He’s scheduled to draw the NFL’s largest sum next season. A record $25 million is headed his way, though that total will decrease a bit in time and will certainly he surpassed by Matthew Stafford and possibly Kirk Cousins in the near future.

“I don’t care if they all do. We got our contract done, that’s all that matters to me,” Carr said. “The other thing that was important to me is that we didn’t worry about what other people were going to do or doing. I just wanted to get mine done and make sure that the team had, again like we talked about, flexibility to make sure my friends stay around.”

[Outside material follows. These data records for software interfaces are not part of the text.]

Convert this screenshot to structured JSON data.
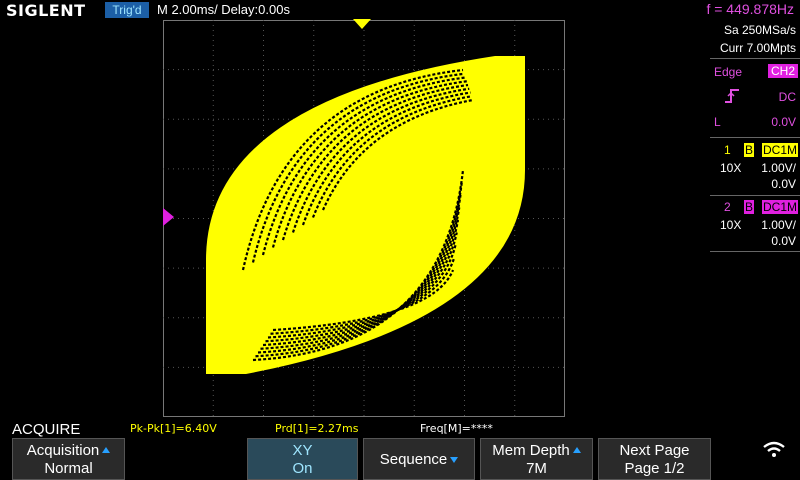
{
  "header": {
    "brand": "SIGLENT",
    "trigger_status": "Trig'd",
    "timebase": "M 2.00ms/ Delay:0.00s",
    "frequency": "f = 449.878Hz"
  },
  "acquisition_info": {
    "sample_rate": "Sa 250MSa/s",
    "memory": "Curr 7.00Mpts"
  },
  "trigger": {
    "type": "Edge",
    "source": "CH2",
    "slope_icon": "rising-edge-icon",
    "coupling": "DC",
    "level_label": "L",
    "level": "0.0V"
  },
  "channels": [
    {
      "number": "1",
      "bw_label": "B",
      "coupling": "DC1M",
      "probe": "10X",
      "scale": "1.00V/",
      "offset": "0.0V",
      "color": "#ffff00"
    },
    {
      "number": "2",
      "bw_label": "B",
      "coupling": "DC1M",
      "probe": "10X",
      "scale": "1.00V/",
      "offset": "0.0V",
      "color": "#e020e0"
    }
  ],
  "measurements": {
    "pkpk": "Pk-Pk[1]=6.40V",
    "prd": "Prd[1]=2.27ms",
    "freq": "Freq[M]=****"
  },
  "menu": {
    "title": "ACQUIRE",
    "softkeys": [
      {
        "line1": "Acquisition",
        "line2": "Normal",
        "arrow": "up"
      },
      {
        "line1": "XY",
        "line2": "On",
        "arrow": ""
      },
      {
        "line1": "Sequence",
        "line2": "",
        "arrow": "down"
      },
      {
        "line1": "Mem Depth",
        "line2": "7M",
        "arrow": "up"
      },
      {
        "line1": "Next Page",
        "line2": "Page 1/2",
        "arrow": ""
      }
    ],
    "status_icon": "wifi-icon"
  },
  "colors": {
    "ch1": "#ffff00",
    "ch2": "#e020e0",
    "accent": "#1c5fa6",
    "grid": "#555555"
  }
}
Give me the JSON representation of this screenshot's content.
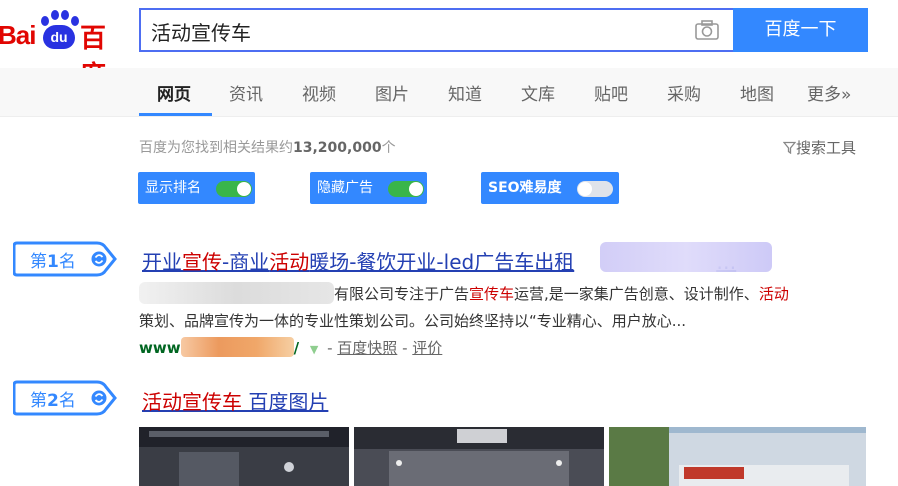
{
  "logo": {
    "bai": "Bai",
    "du": "du",
    "zh": "百度"
  },
  "search": {
    "query": "活动宣传车",
    "button_label": "百度一下"
  },
  "tabs": [
    "网页",
    "资讯",
    "视频",
    "图片",
    "知道",
    "文库",
    "贴吧",
    "采购",
    "地图",
    "更多»"
  ],
  "result_count": {
    "prefix": "百度为您找到相关结果约",
    "number": "13,200,000",
    "suffix": "个"
  },
  "tools_label": "搜索工具",
  "toggles": [
    {
      "label": "显示排名",
      "on": true
    },
    {
      "label": "隐藏广告",
      "on": true
    },
    {
      "label": "SEO难易度",
      "on": false
    }
  ],
  "colors": {
    "accent": "#3388ff",
    "toggle_on": "#39b54a",
    "title_link": "#2440b3",
    "highlight": "#c00000",
    "url_green": "#006621"
  },
  "results": [
    {
      "rank_prefix": "第",
      "rank_num": "1",
      "rank_suffix": "名",
      "title_parts": [
        "开业",
        "宣传",
        "-商业",
        "活动",
        "暖场-餐饮开业-led广告车出租",
        "…"
      ],
      "snippet1_parts": [
        "有限公司专注于广告",
        "宣传车",
        "运营,是一家集广告创意、设计制作、",
        "活动"
      ],
      "snippet2": "策划、品牌宣传为一体的专业性策划公司。公司始终坚持以“专业精心、用户放心...",
      "url_prefix": "www",
      "url_suffix": "/",
      "snapshot_label": "百度快照",
      "review_label": "评价"
    },
    {
      "rank_prefix": "第",
      "rank_num": "2",
      "rank_suffix": "名",
      "title_parts": [
        "活动宣传车",
        " 百度图片"
      ]
    }
  ]
}
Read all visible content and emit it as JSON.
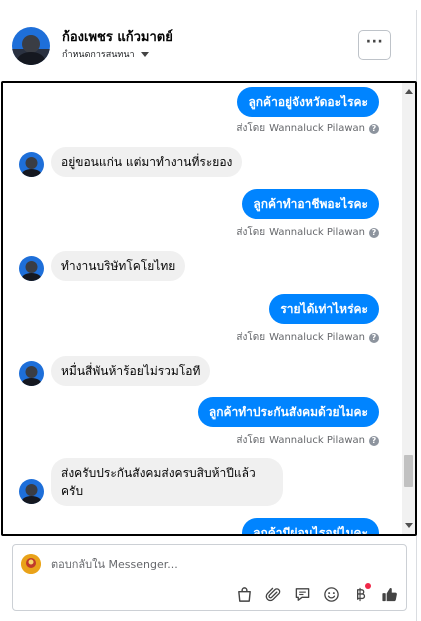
{
  "header": {
    "contact_name": "ก้องเพชร แก้วมาตย์",
    "assign_label": "กำหนดการสนทนา",
    "more_label": "···"
  },
  "messages": [
    {
      "type": "outgoing",
      "text": "ลูกค้าอยู่จังหวัดอะไรคะ"
    },
    {
      "type": "sent_by",
      "prefix": "ส่งโดย",
      "sender": "Wannaluck Pilawan",
      "info_icon": "question-circle-icon"
    },
    {
      "type": "incoming",
      "text": "อยู่ขอนแก่น แต่มาทำงานที่ระยอง"
    },
    {
      "type": "outgoing",
      "text": "ลูกค้าทำอาชีพอะไรคะ"
    },
    {
      "type": "sent_by",
      "prefix": "ส่งโดย",
      "sender": "Wannaluck Pilawan",
      "info_icon": "question-circle-icon"
    },
    {
      "type": "incoming",
      "text": "ทำงานบริษัทโคโยไทย"
    },
    {
      "type": "outgoing",
      "text": "รายได้เท่าไหร่คะ"
    },
    {
      "type": "sent_by",
      "prefix": "ส่งโดย",
      "sender": "Wannaluck Pilawan",
      "info_icon": "question-circle-icon"
    },
    {
      "type": "incoming",
      "text": "หมื่นสี่พันห้าร้อยไม่รวมโอที"
    },
    {
      "type": "outgoing",
      "text": "ลูกค้าทำประกันสังคมด้วยไมคะ"
    },
    {
      "type": "sent_by",
      "prefix": "ส่งโดย",
      "sender": "Wannaluck Pilawan",
      "info_icon": "question-circle-icon"
    },
    {
      "type": "incoming",
      "text": "ส่งครับประกันสังคมส่งครบสิบห้าปีแล้วครับ"
    },
    {
      "type": "outgoing",
      "text": "ลูกค้ามีผ่อนไรอยู่ไมคะ"
    }
  ],
  "composer": {
    "placeholder": "ตอบกลับใน Messenger...",
    "tools": [
      "shopping-bag-icon",
      "paperclip-icon",
      "saved-reply-icon",
      "emoji-icon",
      "baht-payment-icon",
      "thumbs-up-icon"
    ]
  },
  "colors": {
    "outgoing_bubble": "#0084ff",
    "incoming_bubble": "#f0f0f0",
    "notification_dot": "#f02849"
  }
}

Carr was intimately involved in the negotiation process. Both sides said it was easy, wrapped up well before Carr’s training-camp contract deadline. Common ground was found in short shrift once talks warmed up – preliminary talks started months ago -- and a deal was ironed out that produced smiles on both sides once the deal was formally done.

Even after taking a relatively soft-line stance on dollars and the timing of payments – Carr could’ve been difficult all year and eventually forced a franchise tag – he’s still the league’s highest-paid player. His salary will now be compared with his stats. He was a second-round draft steal before. Now he’s a big-money player. In short, expectations will rise.

Carr insists it won’t add pressure to next year’s proceedings.

“You could give me a dollar, you could give me $25 million, it doesn’t matter,” Carr said. “To me, my No. 1 goal is to make sure that I give everything that I have to this organization. There’s no pressure. There’s no we’ll be on the 1-yard line and I won’t give it to Marshawn (Lynch), I’ll throw it. None of that stuff. I don’t care about the stats. That’s not my No. 1 objective. I don’t care if I throw 10 touchdowns next year. If we win every game, that’s all I care about.”